“In God We Trust.”
That’s what this bill wants to display prominently behind the dias in both chambers of the North Carolina General Assembly.
There’s representative Kidwell. Might want to read up on him here:
Five years ago a similar bill was introduced to place a plaque with the words “In God We Trust” in every school in a prominent place.
From the May 17th, 2018 edition of the News & Observer:
North Carolina public schools could soon become a little more religious, if the General Assembly passes a new bill that would force schools to display signs saying “In God We Trust.”
The bill would require all public schools, both traditional and charter, to put a sign displaying both the national motto of “In God We Trust” and the state motto of “To Be Rather Than To Seem” in a prominent place on campus (http://www.newsobserver.com/news/politics-government/article211333674.html).
That was simply hypocritical to many- in an election year nonetheless.
To some, it was simply trying to appeal to the evangelical vote for the primary sponsors.
Take a visit to the website for the Congressional Prayer Caucus Foundation – http://cpcfoundation.com/. That’s .COM. It’s commercially driven. There is even a page for North Carolina’s delegation.
The connection between Rep. Kidwell and this caucus goes back a few years. From 2018:
All in the name of religious freedom. Talk about your separation of church and state.
Kidwell’s actions with the push for the Hillsdale College curriculum as a current representative and past actions as a school board chairman makes one wonder if he will push for “In God We Trust” to be put in every school. The Congressional Prayer Caucus certainly wants to.

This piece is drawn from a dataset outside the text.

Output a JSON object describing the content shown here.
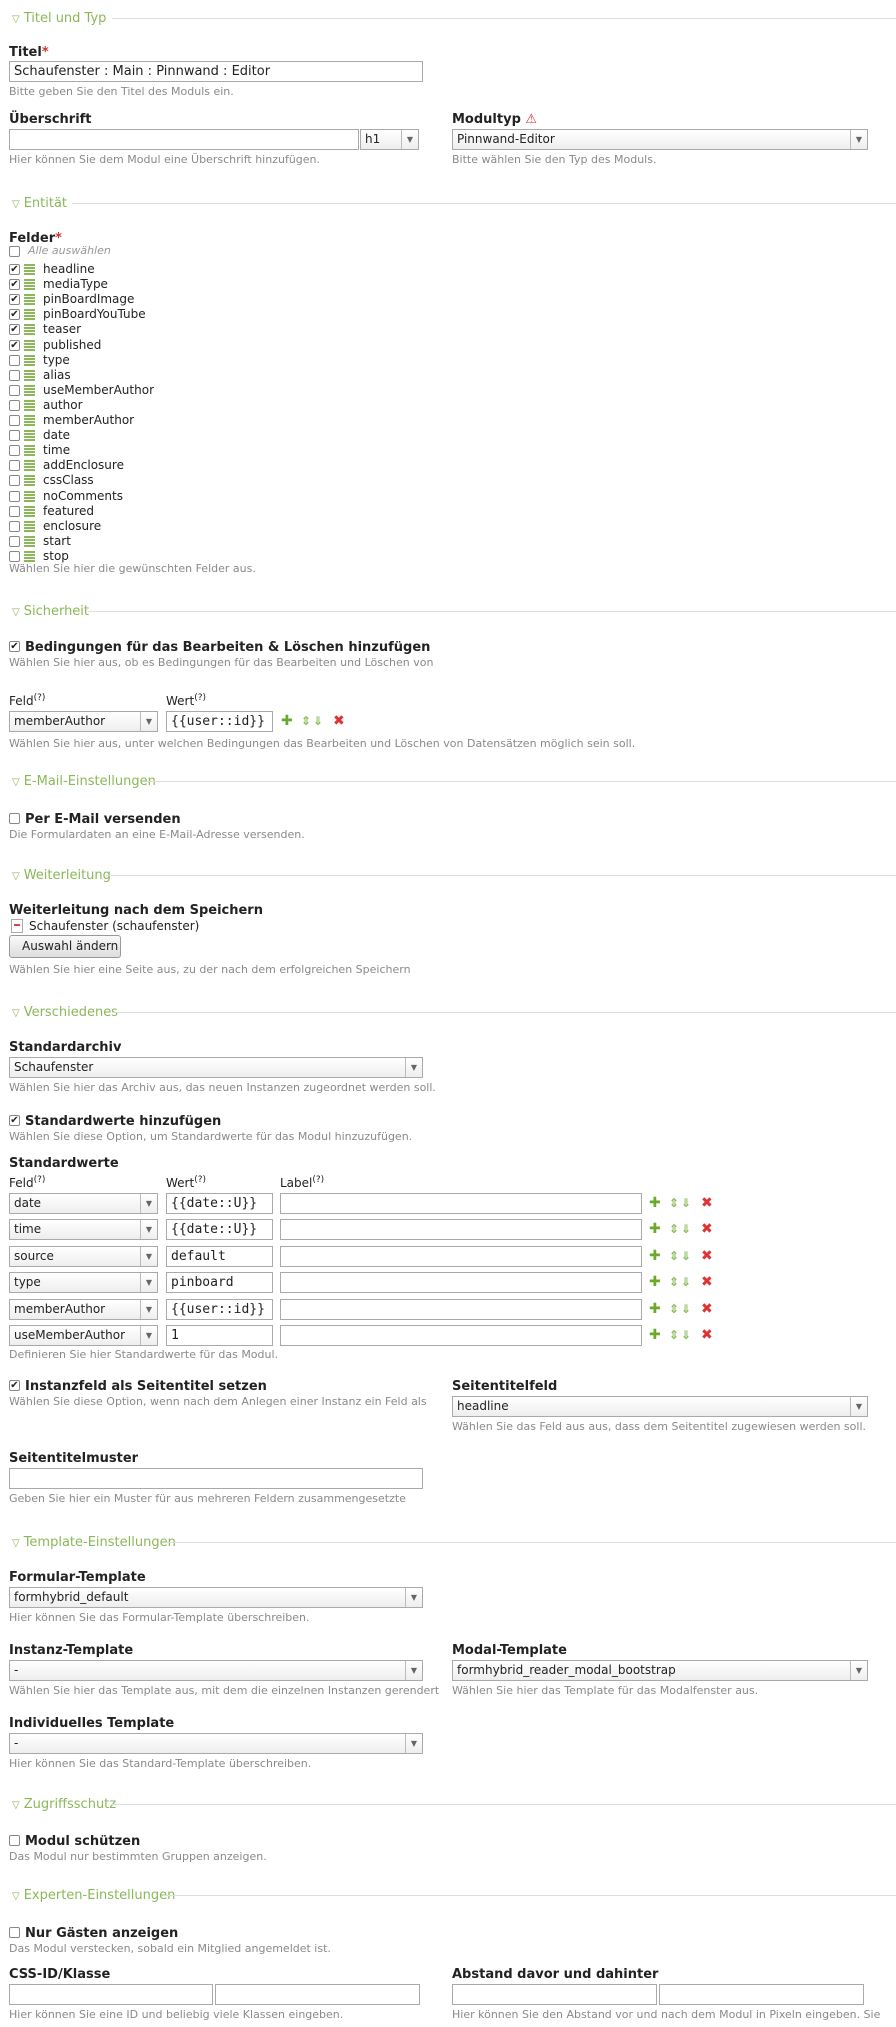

As a teacher in a public school, it is not my job to indoctrinate students with religious dogma. It should not be the job of a school plaque to do the same thing.
If a student comes into my classroom, I will do my best to teach him or her. It does not matter if the student is a Christian, pagan, atheist, agnostic, Muslim, Buddhist, Taoist, or believes in many gods. It does not matter is the student is straight, gay, or identifies as transgender. It does not matter if the student is a Dreamer, first-generation immigrant, or someone whose family line runs generations in NC.

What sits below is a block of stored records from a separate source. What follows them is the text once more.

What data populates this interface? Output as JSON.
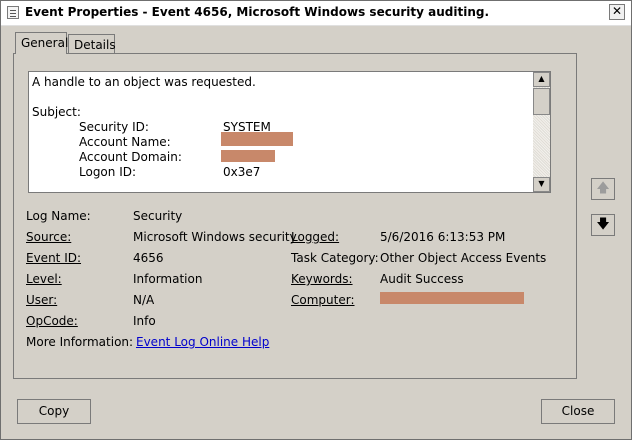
{
  "window": {
    "title": "Event Properties - Event 4656, Microsoft Windows security auditing.",
    "close_glyph": "✕"
  },
  "tabs": [
    {
      "label": "General",
      "selected": true
    },
    {
      "label": "Details",
      "selected": false
    }
  ],
  "description": {
    "line1": "A handle to an object was requested.",
    "subject_header": "Subject:",
    "security_id_label": "Security ID:",
    "security_id_value": "SYSTEM",
    "account_name_label": "Account Name:",
    "account_domain_label": "Account Domain:",
    "logon_id_label": "Logon ID:",
    "logon_id_value": "0x3e7",
    "redaction_color": "#c8886a"
  },
  "fields": {
    "log_name_label": "Log Name:",
    "log_name_value": "Security",
    "source_label": "Source:",
    "source_value": "Microsoft Windows security",
    "logged_label": "Logged:",
    "logged_value": "5/6/2016 6:13:53 PM",
    "event_id_label": "Event ID:",
    "event_id_value": "4656",
    "task_category_label": "Task Category:",
    "task_category_value": "Other Object Access Events",
    "level_label": "Level:",
    "level_value": "Information",
    "keywords_label": "Keywords:",
    "keywords_value": "Audit Success",
    "user_label": "User:",
    "user_value": "N/A",
    "computer_label": "Computer:",
    "opcode_label": "OpCode:",
    "opcode_value": "Info",
    "more_info_label": "More Information:",
    "more_info_link": "Event Log Online Help"
  },
  "buttons": {
    "copy": "Copy",
    "close": "Close",
    "prev_icon": "up-arrow-icon",
    "next_icon": "down-arrow-icon"
  }
}
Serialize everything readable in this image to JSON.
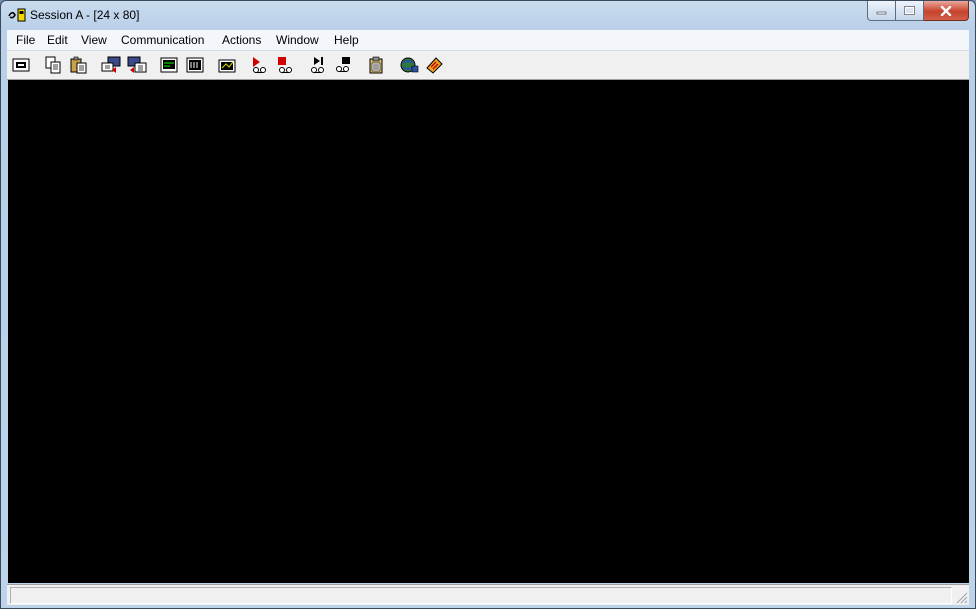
{
  "window": {
    "title": "Session A - [24 x 80]"
  },
  "menu": [
    "File",
    "Edit",
    "View",
    "Communication",
    "Actions",
    "Window",
    "Help"
  ],
  "toolbar": {
    "buttons": [
      {
        "icon": "print-screen-icon"
      },
      {
        "icon": "copy-icon"
      },
      {
        "icon": "paste-icon"
      },
      {
        "icon": "send-file-to-host-icon"
      },
      {
        "icon": "receive-file-from-host-icon"
      },
      {
        "icon": "display-setup-icon"
      },
      {
        "icon": "customize-keyboard-icon"
      },
      {
        "icon": "color-map-icon"
      },
      {
        "icon": "record-macro-icon"
      },
      {
        "icon": "stop-macro-icon"
      },
      {
        "icon": "play-macro-icon"
      },
      {
        "icon": "macro-setup-icon"
      },
      {
        "icon": "clipboard-icon"
      },
      {
        "icon": "connection-status-icon"
      },
      {
        "icon": "support-icon"
      }
    ]
  },
  "status_bar": {
    "text": ""
  },
  "colors": {
    "terminal_background": "#000000",
    "chrome": "#bcd3ea"
  }
}
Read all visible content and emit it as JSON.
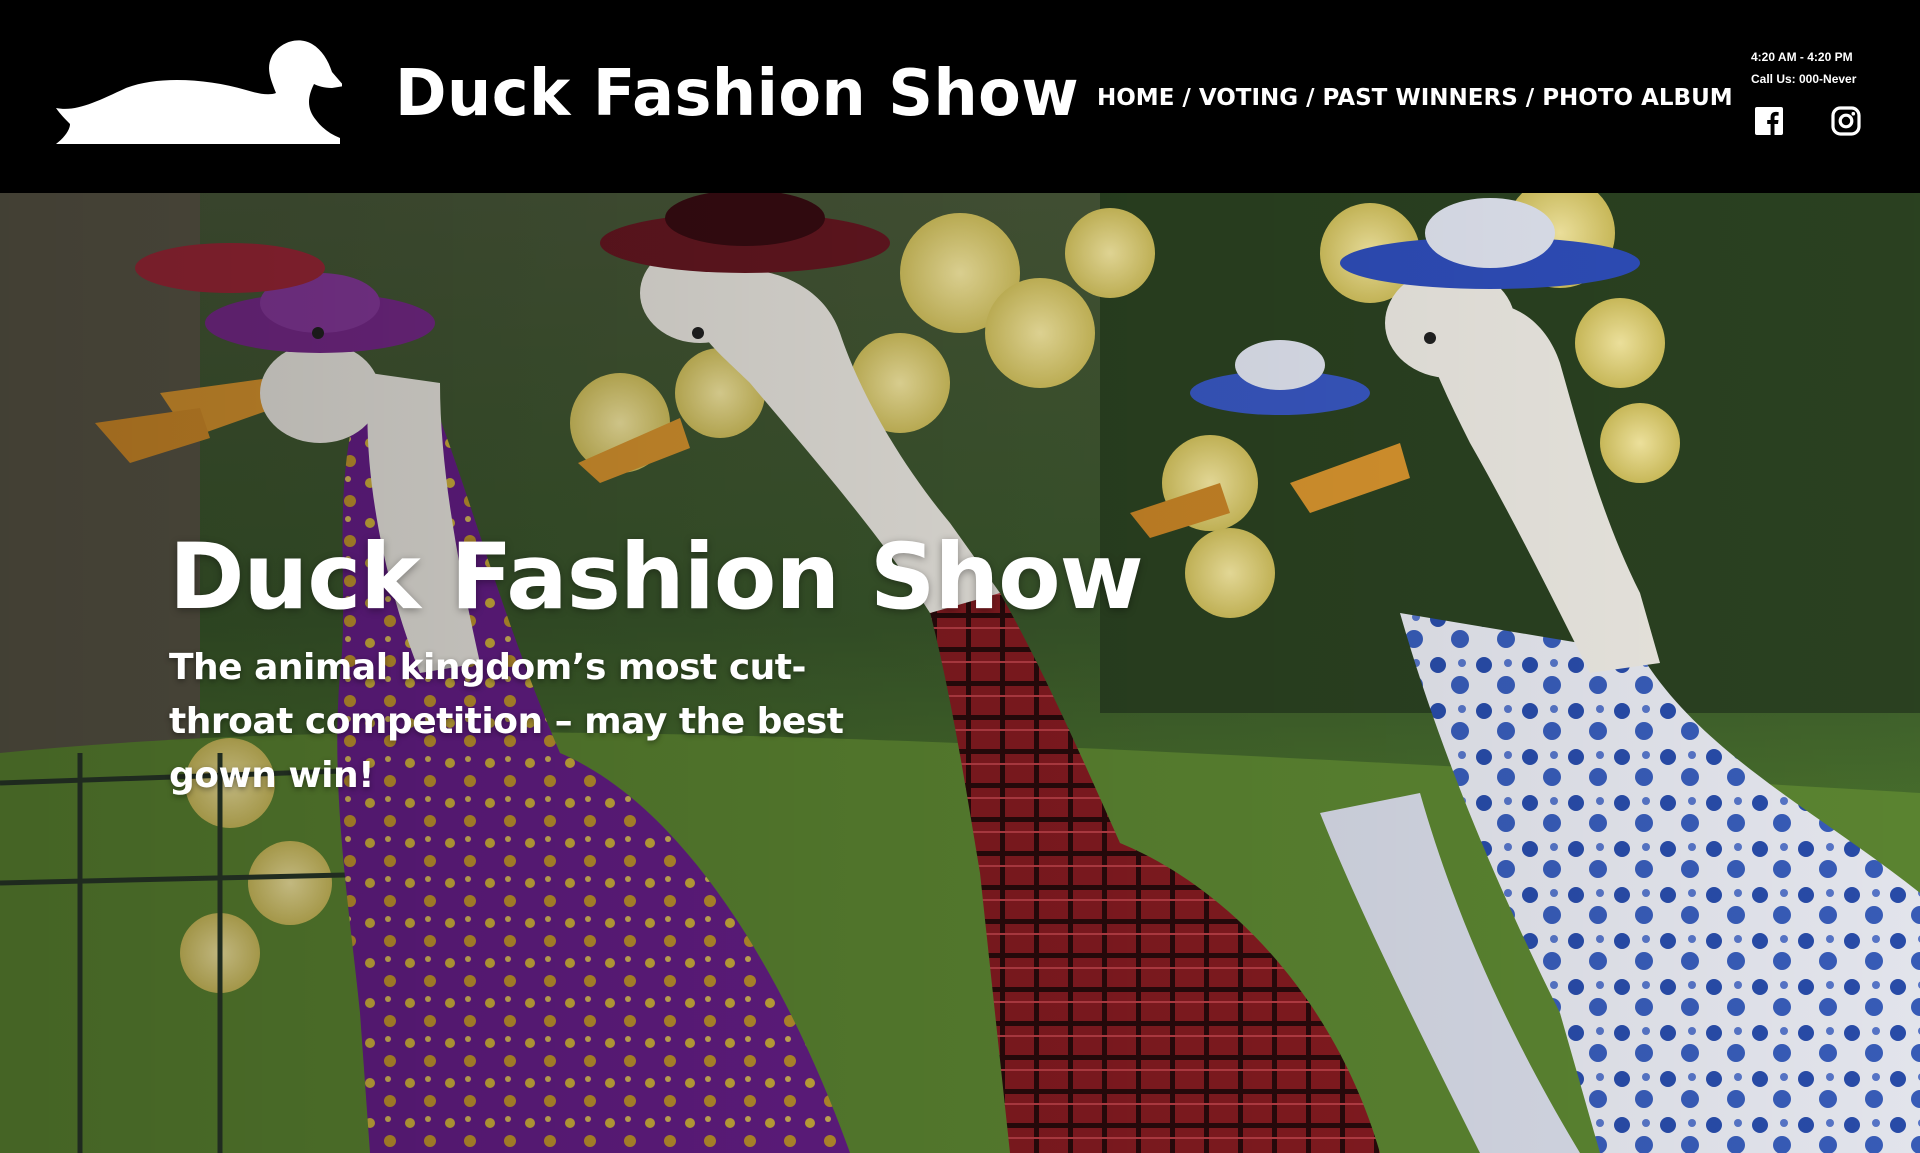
{
  "header": {
    "brand_title": "Duck Fashion Show",
    "logo_icon": "duck-silhouette-icon",
    "nav": {
      "home": "HOME",
      "voting": "VOTING",
      "past_winners": "PAST WINNERS",
      "photo_album": "PHOTO ALBUM",
      "separator": "/"
    },
    "hours": "4:20 AM - 4:20 PM",
    "phone": "Call Us: 000-Never",
    "social": {
      "facebook_icon": "facebook-icon",
      "instagram_icon": "instagram-icon"
    }
  },
  "hero": {
    "title": "Duck Fashion Show",
    "subtitle": "The animal kingdom’s most cut-throat competition – may the best gown win!",
    "background": "ducks-in-dresses-photo"
  },
  "colors": {
    "header_bg": "#000000",
    "text": "#ffffff"
  }
}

The public school walls should be as accepting.
But if one really wants to have “In God We Trust” to be read in schools or at ther General Assembly, then maybe it should come in this form – many times over: